The Open Birth Interval: A Resource for Reproductive Health Program and Women’s Empowerment by Ross and Bietsch was published in the Global Health: Science and Practice journal. This post summarizes the article on the ways information on women’s timing and spacing of births can be used.
“How long has it been since your last birth?”
Asking a woman this simple question determines the open interval—the period of time since her last birth.
The open birth interval reveals a pattern that varies by a woman’s age, the number of living children she has, her residence, and her socioeconomic level. More importantly, the open interval could reveal a lot about her reproductive behavior, status, and contraceptive needs.
Until now, very little empirical information on open birth intervals has been available. In a Global Health: Science and Practice article, Ross and Bietsch assembled and analyzed data from 232 Demographic and Health Surveys conducted in 74 countries, allowing them to glean a wealth of information on women’s open birth intervals.
1. Demand for services among women at different intervals. Across the 74 countries analyzed, more than one-quarter of women are pregnant or have given birth in the last year. That means higher resource demands on antenatal care, pregnancy and delivery, and postpartum care services. This also affects supply demands, clinic loads, personnel needs, and budgets.
Regional variations in distribution of women by birth intervals shows the greatest contrast between countries in sub-Saharan Africa, where more than 75% of women have a child under age 5, countries in other regions that have more than 52% of women with a child under age 5.
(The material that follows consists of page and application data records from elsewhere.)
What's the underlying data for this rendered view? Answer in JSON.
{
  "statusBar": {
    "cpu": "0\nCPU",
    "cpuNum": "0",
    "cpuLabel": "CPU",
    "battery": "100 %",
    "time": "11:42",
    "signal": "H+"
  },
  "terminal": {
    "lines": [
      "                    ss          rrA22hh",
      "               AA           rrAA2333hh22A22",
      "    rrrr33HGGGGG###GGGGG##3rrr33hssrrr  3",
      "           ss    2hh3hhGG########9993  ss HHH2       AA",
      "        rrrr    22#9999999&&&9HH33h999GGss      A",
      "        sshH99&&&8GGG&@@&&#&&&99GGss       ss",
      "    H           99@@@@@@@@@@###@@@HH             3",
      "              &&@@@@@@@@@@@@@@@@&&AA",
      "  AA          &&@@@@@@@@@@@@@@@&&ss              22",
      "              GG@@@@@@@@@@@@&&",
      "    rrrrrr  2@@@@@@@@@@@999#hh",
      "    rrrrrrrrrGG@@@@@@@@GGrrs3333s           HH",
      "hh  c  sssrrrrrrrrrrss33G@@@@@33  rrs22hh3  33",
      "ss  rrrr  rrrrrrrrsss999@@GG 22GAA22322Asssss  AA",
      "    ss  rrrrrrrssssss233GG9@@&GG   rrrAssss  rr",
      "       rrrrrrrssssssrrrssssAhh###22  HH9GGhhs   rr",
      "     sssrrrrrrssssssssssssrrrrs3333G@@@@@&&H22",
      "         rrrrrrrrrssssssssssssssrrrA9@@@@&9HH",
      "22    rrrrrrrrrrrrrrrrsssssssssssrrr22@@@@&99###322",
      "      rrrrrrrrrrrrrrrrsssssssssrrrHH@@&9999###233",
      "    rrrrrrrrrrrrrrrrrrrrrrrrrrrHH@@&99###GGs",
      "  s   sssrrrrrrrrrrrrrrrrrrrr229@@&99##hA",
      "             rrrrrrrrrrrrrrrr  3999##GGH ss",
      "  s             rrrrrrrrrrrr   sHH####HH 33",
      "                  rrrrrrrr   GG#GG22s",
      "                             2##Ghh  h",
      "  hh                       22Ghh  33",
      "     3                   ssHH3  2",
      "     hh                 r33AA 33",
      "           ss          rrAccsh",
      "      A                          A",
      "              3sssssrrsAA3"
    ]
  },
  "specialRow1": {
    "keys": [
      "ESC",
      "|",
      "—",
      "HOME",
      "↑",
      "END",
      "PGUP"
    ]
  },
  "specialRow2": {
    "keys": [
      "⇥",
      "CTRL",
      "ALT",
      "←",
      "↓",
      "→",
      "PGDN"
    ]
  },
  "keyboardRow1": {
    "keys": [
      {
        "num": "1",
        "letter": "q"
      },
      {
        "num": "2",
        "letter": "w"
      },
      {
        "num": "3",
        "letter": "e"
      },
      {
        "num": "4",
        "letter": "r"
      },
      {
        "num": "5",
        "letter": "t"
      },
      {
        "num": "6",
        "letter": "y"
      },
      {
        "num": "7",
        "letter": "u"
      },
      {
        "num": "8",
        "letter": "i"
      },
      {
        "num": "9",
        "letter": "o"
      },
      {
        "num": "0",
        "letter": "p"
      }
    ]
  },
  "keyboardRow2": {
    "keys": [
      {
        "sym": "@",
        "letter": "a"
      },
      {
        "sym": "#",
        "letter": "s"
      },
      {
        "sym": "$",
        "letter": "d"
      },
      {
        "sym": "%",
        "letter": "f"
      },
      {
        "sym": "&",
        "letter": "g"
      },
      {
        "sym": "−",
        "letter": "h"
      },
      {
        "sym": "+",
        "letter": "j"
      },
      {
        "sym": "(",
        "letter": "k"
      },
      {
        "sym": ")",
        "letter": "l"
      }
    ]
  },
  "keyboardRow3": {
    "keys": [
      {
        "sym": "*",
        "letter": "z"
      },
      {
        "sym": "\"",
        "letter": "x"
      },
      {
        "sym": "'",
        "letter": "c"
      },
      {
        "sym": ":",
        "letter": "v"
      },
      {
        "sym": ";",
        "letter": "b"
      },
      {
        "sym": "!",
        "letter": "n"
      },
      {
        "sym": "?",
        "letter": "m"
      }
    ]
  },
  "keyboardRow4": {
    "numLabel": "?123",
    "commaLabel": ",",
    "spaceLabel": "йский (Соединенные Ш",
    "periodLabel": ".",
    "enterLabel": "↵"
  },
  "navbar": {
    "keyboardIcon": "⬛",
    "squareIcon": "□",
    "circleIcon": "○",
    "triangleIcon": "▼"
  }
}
2. Demand for contraception and method choice. Contraceptive use and the type of method used shifts as women move through the different birth intervals. Women who use traditional and short-acting methods have the highest demand in the early intervals. As time goes on, women tend to choose longer-acting methods, such as IUDs, and in the final interval, the most common method is sterilization.
3. Intention to use a contraceptive method. Birth intervals are getting longer in many countries. Data from 56 countries with multiple surveys showed that women in the first interval (pregnant or in the first year after birth) dropped from 33% to 27%; women in the final interval (more than 5 years) rose from 26% to 31%. Length of birth intervals changes a woman’s need to space or limit births and her intentions to use a contraceptive method.
4. Demand for other services. The age of a woman’s youngest child will affect her need for early child care services and essential primary health services for the child, such as immunization and nutrition.
Each part of the open interval distribution tells a story that programs can benefit from.